I go to the theatre and opera twice as often as I go to church: in the first five months of this year I attended 36 shows, almost two-thirds of them abroad. Writing about opera and theatre has been a significant part of my work for almost 40 years.

I did not set out to be a critic but a performer, and since I started trying to write the role of critic has changed radically – mainly because newspapers are shrinking. Also the live performing arts in Britain are now seen as entertainment – fine if that is what you want. Which is quite like how religion is seen, a private taste, hobby or pastime.

In the Sixties, when I started as a professional singer, most of the Arts Council budget went to support the live performing arts: subsidy for classical music in the capital was spooned out to all-comers by a nice civil servant called George Mann working for the Greater London Council at the Royal Festival Hall, operating through the London Orchestral Concerts Board. Even in the seventies the newly rebuilt Nottingham Playhouse was still a genuine rep. In 1945 there had been about 90 British theatre companies -based in places like Crewe, Penge, Amer-sham, Halifax, Rhyl, Oldham, Hastings, Rugby, and Wigan as well as in regional capitals like Birmingham, Bristol and Liverpool.

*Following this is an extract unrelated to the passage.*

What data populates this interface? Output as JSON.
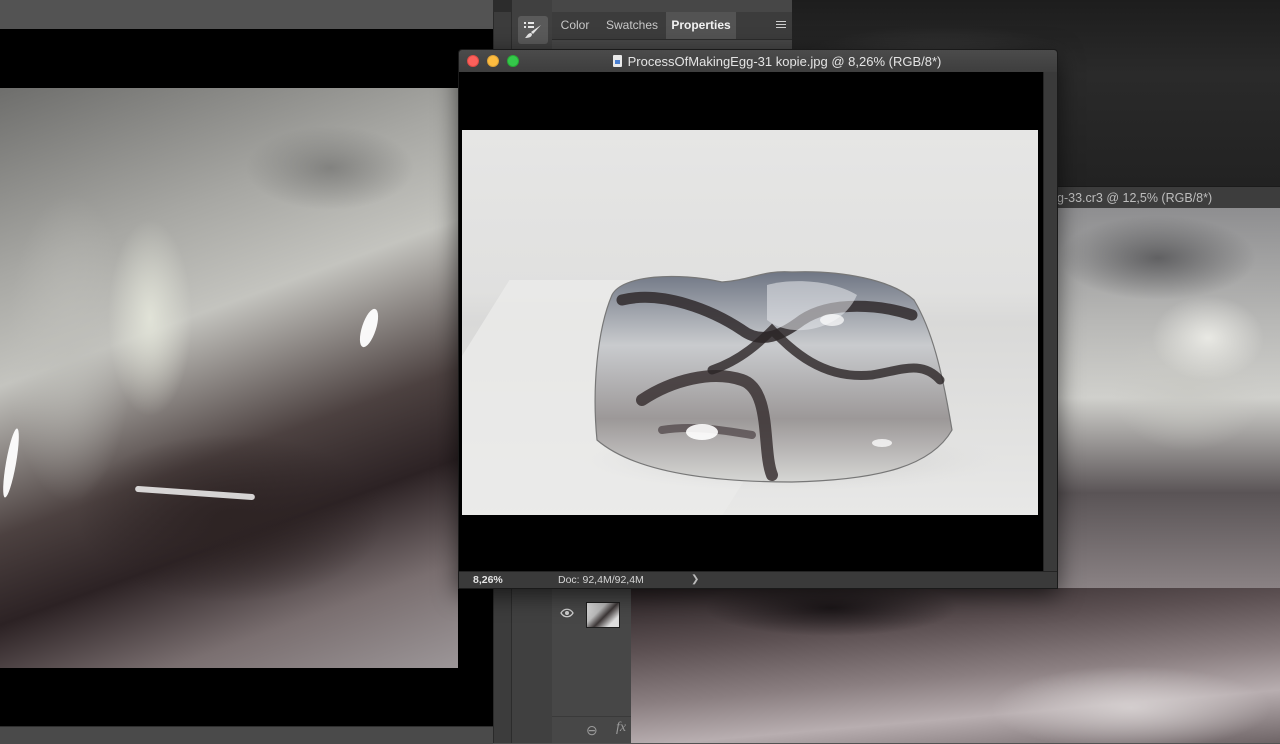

I try to see a lot of opera in the German-speaking world because, with its 80 opera companies, it is the worlds operatic engine. Germany also supports 250 theatre companies. It’s a paradise for singers and actors. In the USA the Met is the only full-time opera company.

In London we’re lucky to have English National Opera as well as Covent Garden – though if I were not a critic I could not afford to go very often. It is companies that build an audience habit. Where would the Church be without its parishes?

Wagner in Germany

Wagner’s Lohengrin is getting four new productions this season in Stuttgart, Berlin, Frankfurt and finally Munich – where next month it will be staged by Richard Jones, today’s best British opera director. I saw Stuttgart’s and Berlin’s versions two days apart, the former conducted with exquisite delicacy by the company’s Generalmusikdirector Manfred Honeck, but staged as a tedious abstract courtroom drama with almost no visual setting at all. The chorus formed a tiered wall of dummies at the back of the stage. The only truly energized performance was Wolfgang Koch’s Telra-mund. The director Stanislas Nordey was fired before the show opened.

In Berlin Stefan Herheim, a brilliant directorial talent soon to be seen at Covent Garden, told the story traditionally, as well as picking up on the opera’s dubious nationalism. Herheim’s mani-cally detailed staging brought to mind Heinrich Mann’s comic description of a performance in The Loyal Subject (1919). Everybody on stage seemed to be enacting a puppet version of themselves. The opening notes of the Prelude brought us a larger-than-life carnival figure of Wagner in his quaint velvet cap waving an inspirational quill as a baton. The chorus of Brabantian tribesmen summoned by the King were all operating puppet clones of Wagner or of warriors in horned helmets. Dorothea Roschmann’s plangent Elsa and the feisty Ortrud of Michaela Schuster made their relationship the heart of the show. But the big scene between Elsa and Klaus Florian Vogt’s Lohengrin in the final act (with him in tunic, boots and winged helmet) was also memorable – though his rather Anglican timbre was never Wagnerian. Daniel Baren-boim’s hard-driven conducting evoked the parade-ground aspect of a work that articulated Germany’s nineteenth-century identity crisis and bred the Nazis’ dire fantasy of national purification.

Purcell in England

Katie Mitchell’s version of Purcell, After Dido for ENO at the Young Vic, was criticized for excessive detail but struck me as compelling and absorbing. She mixed up simultaneously enacted scenes to make us think of the male-female equation this Purcell miniature encapsulates. We heard the sound of running water in a sink, a rainstorm outside, birdcall sound effects. Written (surprisingly, considering its genius) for a girls’ school, Purcell’s opera is both a classic saga and a psychological trope that repeats and repeats in everyday lives. So Mitchell here presented images of a mournful abandoned loved one, of a man in a futilely failing relationship, of a woman preparing for suicide.

Filmed in close-up, different scenes were projected on to a large screen above the stage. Chorus and soloists were perpetually busy with detailed actions to illustrate Mitchell’s relevant filmic expansions. Susan Bickley brilliantly doubled the roles of Dido and Sorceress, as if the Queen were author of her own fate. One watched singers minutely organize tap water to flow over dishes or light candles, while registering the vocal line in yet another of the virtuosic four-part choruses with which Purcell pursues and comments on the drama. Original, telling and deeply moving.